Ted Cruz speaks:
The American people do not trust President Obama. And they do not trust Republican leadership in Congress. And the reason is simple: for far too long, politicians in Washington have not told the truth.
Both President Obama and Republican leadership are pressing trade promotion authority, also known as TPA, or “fast-track.”
As a general matter, I agree (as did Ronald Reagan) that free trade is good for America; when we open up foreign markets, it helps American farmers, ranchers, and manufacturers.
But TPA in this Congress has become enmeshed in corrupt Washington backroom deal-making, along with serious concerns that it would open up the potential for sweeping changes in our laws that trade agreements typically do not include.

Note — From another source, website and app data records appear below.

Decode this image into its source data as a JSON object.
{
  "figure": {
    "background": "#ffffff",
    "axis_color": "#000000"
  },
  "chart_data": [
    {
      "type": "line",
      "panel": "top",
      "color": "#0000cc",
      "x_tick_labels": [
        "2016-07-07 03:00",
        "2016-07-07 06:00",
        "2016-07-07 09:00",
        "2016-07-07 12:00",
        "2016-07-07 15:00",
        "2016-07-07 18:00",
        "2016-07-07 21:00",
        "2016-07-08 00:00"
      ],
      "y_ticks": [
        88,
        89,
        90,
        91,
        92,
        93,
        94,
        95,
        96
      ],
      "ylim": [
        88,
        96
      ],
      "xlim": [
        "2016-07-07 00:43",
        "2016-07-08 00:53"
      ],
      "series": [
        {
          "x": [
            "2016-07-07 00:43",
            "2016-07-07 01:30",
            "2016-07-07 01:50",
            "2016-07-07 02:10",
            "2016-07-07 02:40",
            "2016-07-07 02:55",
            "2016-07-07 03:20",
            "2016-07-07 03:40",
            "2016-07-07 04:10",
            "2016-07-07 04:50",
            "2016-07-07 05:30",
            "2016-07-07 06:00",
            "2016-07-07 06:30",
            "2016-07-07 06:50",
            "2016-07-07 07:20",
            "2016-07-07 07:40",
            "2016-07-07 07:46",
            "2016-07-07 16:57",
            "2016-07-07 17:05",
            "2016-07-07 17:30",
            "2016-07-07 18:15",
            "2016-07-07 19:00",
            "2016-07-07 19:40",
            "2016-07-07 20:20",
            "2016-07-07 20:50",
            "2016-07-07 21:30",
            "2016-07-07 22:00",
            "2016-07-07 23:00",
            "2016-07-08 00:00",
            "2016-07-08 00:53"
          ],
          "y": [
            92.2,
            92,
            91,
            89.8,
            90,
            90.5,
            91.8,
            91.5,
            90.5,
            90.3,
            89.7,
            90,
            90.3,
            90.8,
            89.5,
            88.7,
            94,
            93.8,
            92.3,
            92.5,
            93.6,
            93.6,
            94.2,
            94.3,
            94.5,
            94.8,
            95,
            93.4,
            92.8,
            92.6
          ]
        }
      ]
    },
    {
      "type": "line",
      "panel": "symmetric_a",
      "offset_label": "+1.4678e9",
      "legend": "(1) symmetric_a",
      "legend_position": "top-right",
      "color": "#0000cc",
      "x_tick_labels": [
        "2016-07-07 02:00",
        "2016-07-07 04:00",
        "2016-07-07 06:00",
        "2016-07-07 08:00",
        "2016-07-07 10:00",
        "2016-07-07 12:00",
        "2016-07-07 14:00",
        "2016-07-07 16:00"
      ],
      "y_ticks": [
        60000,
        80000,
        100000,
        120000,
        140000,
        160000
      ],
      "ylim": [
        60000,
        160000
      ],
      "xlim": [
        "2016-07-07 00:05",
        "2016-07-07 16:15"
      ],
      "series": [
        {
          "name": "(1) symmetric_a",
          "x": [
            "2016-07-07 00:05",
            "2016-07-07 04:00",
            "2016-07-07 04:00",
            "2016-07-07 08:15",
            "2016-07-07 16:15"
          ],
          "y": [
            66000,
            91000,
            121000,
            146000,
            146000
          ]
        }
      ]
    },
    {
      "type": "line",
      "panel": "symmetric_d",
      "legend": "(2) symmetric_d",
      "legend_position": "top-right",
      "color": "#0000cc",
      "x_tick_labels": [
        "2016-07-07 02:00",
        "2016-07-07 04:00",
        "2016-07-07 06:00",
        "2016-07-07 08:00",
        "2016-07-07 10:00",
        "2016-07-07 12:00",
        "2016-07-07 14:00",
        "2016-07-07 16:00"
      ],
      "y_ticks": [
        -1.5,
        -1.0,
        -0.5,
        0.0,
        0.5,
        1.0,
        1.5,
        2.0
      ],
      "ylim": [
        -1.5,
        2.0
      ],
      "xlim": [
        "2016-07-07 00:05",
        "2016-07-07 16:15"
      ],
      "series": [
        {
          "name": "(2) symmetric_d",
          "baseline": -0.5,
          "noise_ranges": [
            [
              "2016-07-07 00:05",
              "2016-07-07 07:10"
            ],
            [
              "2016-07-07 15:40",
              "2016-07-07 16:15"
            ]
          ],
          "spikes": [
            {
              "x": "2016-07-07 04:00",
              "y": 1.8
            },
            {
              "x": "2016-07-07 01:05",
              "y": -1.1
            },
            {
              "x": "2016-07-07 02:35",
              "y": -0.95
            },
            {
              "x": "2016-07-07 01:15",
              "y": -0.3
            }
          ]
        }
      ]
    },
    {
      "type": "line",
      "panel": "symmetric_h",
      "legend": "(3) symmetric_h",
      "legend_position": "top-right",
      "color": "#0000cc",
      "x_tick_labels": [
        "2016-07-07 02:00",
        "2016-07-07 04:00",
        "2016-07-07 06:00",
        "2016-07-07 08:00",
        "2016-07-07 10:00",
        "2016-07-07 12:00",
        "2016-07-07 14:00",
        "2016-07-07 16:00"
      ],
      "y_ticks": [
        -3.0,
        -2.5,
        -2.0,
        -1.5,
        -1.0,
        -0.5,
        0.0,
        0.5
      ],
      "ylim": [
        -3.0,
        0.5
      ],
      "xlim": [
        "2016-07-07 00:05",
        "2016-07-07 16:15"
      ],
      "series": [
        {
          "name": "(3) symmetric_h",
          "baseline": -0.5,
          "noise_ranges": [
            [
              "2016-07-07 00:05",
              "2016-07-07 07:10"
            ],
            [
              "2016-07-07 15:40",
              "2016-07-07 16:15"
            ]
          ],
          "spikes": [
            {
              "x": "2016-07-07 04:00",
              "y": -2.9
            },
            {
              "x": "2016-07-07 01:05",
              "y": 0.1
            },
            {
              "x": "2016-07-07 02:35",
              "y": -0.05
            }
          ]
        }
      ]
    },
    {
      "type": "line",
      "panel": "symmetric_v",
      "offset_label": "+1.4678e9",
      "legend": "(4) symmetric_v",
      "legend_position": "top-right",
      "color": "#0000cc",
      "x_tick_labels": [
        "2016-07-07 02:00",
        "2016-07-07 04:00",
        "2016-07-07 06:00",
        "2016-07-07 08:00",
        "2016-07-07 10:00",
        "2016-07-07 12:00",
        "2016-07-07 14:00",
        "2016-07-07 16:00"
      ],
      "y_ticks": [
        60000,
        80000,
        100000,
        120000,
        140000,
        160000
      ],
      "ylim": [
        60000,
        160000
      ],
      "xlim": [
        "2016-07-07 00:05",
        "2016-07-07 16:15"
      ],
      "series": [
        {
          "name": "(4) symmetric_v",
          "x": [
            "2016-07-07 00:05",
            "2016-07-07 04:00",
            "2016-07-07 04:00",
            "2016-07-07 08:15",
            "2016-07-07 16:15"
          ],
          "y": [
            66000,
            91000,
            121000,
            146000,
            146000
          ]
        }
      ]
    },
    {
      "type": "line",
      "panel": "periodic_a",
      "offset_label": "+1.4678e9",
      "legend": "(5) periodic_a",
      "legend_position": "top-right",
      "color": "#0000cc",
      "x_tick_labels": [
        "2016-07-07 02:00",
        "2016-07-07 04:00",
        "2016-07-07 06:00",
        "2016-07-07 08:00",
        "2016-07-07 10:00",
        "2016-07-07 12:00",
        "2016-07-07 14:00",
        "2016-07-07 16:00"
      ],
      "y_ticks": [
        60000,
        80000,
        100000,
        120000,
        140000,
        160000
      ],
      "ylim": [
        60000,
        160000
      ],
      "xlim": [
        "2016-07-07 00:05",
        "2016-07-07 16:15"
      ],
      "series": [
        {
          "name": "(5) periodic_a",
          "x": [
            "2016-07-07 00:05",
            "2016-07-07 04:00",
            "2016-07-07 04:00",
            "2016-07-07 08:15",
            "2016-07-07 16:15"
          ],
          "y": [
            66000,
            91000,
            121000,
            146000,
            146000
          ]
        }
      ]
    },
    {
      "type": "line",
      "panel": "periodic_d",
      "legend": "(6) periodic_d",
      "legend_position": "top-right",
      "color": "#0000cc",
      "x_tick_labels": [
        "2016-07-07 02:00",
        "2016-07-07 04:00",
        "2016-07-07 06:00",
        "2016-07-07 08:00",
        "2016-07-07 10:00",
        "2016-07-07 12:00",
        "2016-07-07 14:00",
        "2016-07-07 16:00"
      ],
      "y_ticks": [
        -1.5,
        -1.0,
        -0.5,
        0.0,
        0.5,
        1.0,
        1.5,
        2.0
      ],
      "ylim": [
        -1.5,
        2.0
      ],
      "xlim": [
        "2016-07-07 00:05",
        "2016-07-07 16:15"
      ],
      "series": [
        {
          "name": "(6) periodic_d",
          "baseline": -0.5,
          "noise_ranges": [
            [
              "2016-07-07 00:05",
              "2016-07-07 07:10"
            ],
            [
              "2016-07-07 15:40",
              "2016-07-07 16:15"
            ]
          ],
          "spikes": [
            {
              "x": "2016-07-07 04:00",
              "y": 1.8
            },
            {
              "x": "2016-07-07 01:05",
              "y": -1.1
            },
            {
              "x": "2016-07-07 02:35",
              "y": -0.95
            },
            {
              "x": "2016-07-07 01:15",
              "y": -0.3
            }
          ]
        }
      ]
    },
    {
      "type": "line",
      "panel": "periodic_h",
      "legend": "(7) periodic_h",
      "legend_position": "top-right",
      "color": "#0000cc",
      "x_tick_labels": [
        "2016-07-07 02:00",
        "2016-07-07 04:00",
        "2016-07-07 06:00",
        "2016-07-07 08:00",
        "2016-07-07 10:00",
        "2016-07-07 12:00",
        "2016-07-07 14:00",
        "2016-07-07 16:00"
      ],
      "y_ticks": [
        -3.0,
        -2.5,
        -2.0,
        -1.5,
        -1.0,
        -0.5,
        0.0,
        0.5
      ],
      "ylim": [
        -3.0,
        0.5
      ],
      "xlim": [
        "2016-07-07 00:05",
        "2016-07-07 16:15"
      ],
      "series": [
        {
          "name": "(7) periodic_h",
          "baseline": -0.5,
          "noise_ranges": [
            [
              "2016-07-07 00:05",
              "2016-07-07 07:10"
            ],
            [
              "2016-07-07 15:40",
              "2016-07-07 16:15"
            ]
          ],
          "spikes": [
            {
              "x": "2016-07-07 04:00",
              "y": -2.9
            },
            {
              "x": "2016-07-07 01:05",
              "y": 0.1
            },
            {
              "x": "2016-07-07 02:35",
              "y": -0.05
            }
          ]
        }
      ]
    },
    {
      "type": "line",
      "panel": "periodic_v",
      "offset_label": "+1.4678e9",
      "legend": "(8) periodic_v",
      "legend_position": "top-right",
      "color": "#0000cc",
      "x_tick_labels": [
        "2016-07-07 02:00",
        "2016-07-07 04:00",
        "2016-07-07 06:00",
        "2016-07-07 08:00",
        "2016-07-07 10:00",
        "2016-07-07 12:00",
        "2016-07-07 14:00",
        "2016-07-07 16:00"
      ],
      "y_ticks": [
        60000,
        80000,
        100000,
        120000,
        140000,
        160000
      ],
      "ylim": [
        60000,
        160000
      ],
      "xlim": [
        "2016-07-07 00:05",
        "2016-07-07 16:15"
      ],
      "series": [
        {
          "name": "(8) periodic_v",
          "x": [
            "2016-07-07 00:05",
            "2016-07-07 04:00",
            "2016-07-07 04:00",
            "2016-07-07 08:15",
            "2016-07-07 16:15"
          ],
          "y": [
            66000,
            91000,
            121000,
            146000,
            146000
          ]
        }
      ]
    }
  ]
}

Since the Senate first voted on TPA, there have been two material changes.
First, WikiLeaks subsequently revealed new troubling information regarding the Trade in Services Agreement, or TiSA, one of the trade deals being negotiated by Obama.
Despite the administration’s public assurances that it was not negotiating on immigration, several chapters of the TiSA draft posted online explicitly contained potential changes in federal immigration law. TPA would cover TiSA, and therefore these changes would presumably be subject to fast-track.

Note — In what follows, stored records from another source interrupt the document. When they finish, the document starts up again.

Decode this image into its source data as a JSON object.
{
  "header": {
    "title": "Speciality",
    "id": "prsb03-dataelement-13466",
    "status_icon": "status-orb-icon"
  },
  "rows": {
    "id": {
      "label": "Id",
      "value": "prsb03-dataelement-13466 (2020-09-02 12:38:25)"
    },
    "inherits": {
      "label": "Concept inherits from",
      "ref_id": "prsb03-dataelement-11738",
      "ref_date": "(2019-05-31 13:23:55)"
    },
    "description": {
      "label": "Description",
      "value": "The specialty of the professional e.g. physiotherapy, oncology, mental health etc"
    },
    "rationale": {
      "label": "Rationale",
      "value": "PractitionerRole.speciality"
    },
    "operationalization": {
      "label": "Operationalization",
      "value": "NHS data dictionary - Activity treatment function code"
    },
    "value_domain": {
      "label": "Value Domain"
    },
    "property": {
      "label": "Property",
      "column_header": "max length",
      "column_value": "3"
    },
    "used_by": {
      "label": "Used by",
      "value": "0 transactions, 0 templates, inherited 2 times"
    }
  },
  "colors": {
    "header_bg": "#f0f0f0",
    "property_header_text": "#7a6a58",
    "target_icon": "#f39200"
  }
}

When TPA last came up for a vote, both Sen. Jeff Sessions (R-AL) and I introduced amendments that would have barred fast-track treatment for any trade agreement that attempted to impact immigration law. Two other Republican senators objected, and we were both denied votes on our amendments. Instead, the House inserted substantially weaker language in related legislation.
At the time that Sessions and I introduced our amendments, many said our fears were unfounded. But now we have far more reason to be concerned.
Second, TPA’s progress through the House and Senate appears to have been made possible by secret deals between Republican Leadership and the Democrats.
When TPA first came up for a vote in the Senate, it was blocked by a group of senators, led by Sen. Maria Cantwell (D-WA) and Sen. Lindsey Graham (R-SC), both of whom were conditioning their support on the unrelated objective of reauthorizing the Export-Import Bank.
The Ex-Im Bank is a classic example of corporate welfare. It is cronyism at its worst, with U.S. taxpayers guaranteeing billions of dollars in loans for sketchy buyers in foreign nations. Ex-Im is scheduled to wind down on June 30. But powerful lobbyists in Washington want to keep the money flowing.
After witnessing several senators huddle on the floor the day of the TPA vote, I suspected that to get their votes on TPA, Republican Leadership had promised supporters of Ex-Im a vote to reauthorize the bank before it winds down.
At lunch that day, I asked Majority Leader Sen. Mitch McConnell (R-KY) what precise deal had been cut to pass TPA. Visibly irritated, he told me and all my Republican colleagues that there was no deal whatsoever; rather, he simply told them they could use the ordinary rules to offer whatever amendments they wanted on future legislation.
Taking McConnell at his word that there was no deal on Ex-Im, I voted yes on TPA because I believe the U.S. generally benefits from free trade, and without TPA historically there have been no free-trade agreements.
But then the vote went to the House.
At that point a group of House conservatives went to Speaker Boehner and said they could support TPA if Boehner agreed not to cut a deal with Democrats on Ex-Im, and just let the bank expire.
Boehner declined. Instead, it appears he made the deal with Democrats, presumably tossing in the Ex-Im Bank and also increasing tax penalties on businesses.
Moreover, the Speaker punished conservatives, wrongly stripping Rep. Mark Meadows (R-NC) of his subcommittee chairmanship, and reportedly threatening to strip other conservatives of their chairmanships as well.
Why does Republican Leadership always give in to the Democrats? Why does Leadership always disregard the promises made to the conservative grassroots?
Enough is enough. I cannot vote for TPA unless McConnell and Boehner both commit publicly to allow the Ex-Im Bank to expire—and stay expired. And, Congress must also pass the Cruz-Sessions amendments to TPA to ensure that no trade agreement can try to back-door changes to our immigration laws. Otherwise, I will have no choice but to vote no.
There’s too much corporate welfare, too much cronyism and corrupt dealmaking, by the Washington cartel. For too long, career politicians in both parties have supported government of the lobbyist, by the lobbyist, and for the lobbyist – at the expense of the taxpayers. It’s a time for truth. And a time to honor our commitments to the voters.